__Task description__
Pick each line containing the word "this" out of the data below.

Dataset records Block Start

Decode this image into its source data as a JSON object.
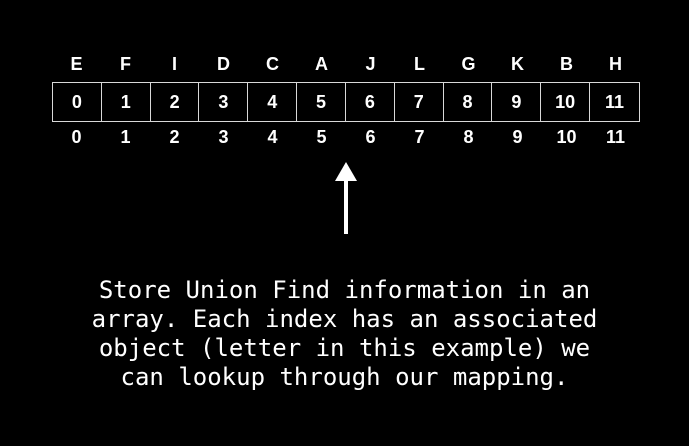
{
  "letters": [
    "E",
    "F",
    "I",
    "D",
    "C",
    "A",
    "J",
    "L",
    "G",
    "K",
    "B",
    "H"
  ],
  "array_values": [
    "0",
    "1",
    "2",
    "3",
    "4",
    "5",
    "6",
    "7",
    "8",
    "9",
    "10",
    "11"
  ],
  "indices": [
    "0",
    "1",
    "2",
    "3",
    "4",
    "5",
    "6",
    "7",
    "8",
    "9",
    "10",
    "11"
  ],
  "caption_lines": [
    "Store Union Find information in an",
    "array. Each index has an associated",
    "object (letter in this example) we",
    "can lookup through our mapping."
  ],
  "colors": {
    "background": "#000000",
    "foreground": "#ffffff",
    "cell_border": "#d9d9d9"
  }
}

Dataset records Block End

__Solution below__
Decode this image into its source data as a JSON object.
    "object (letter in this example) we",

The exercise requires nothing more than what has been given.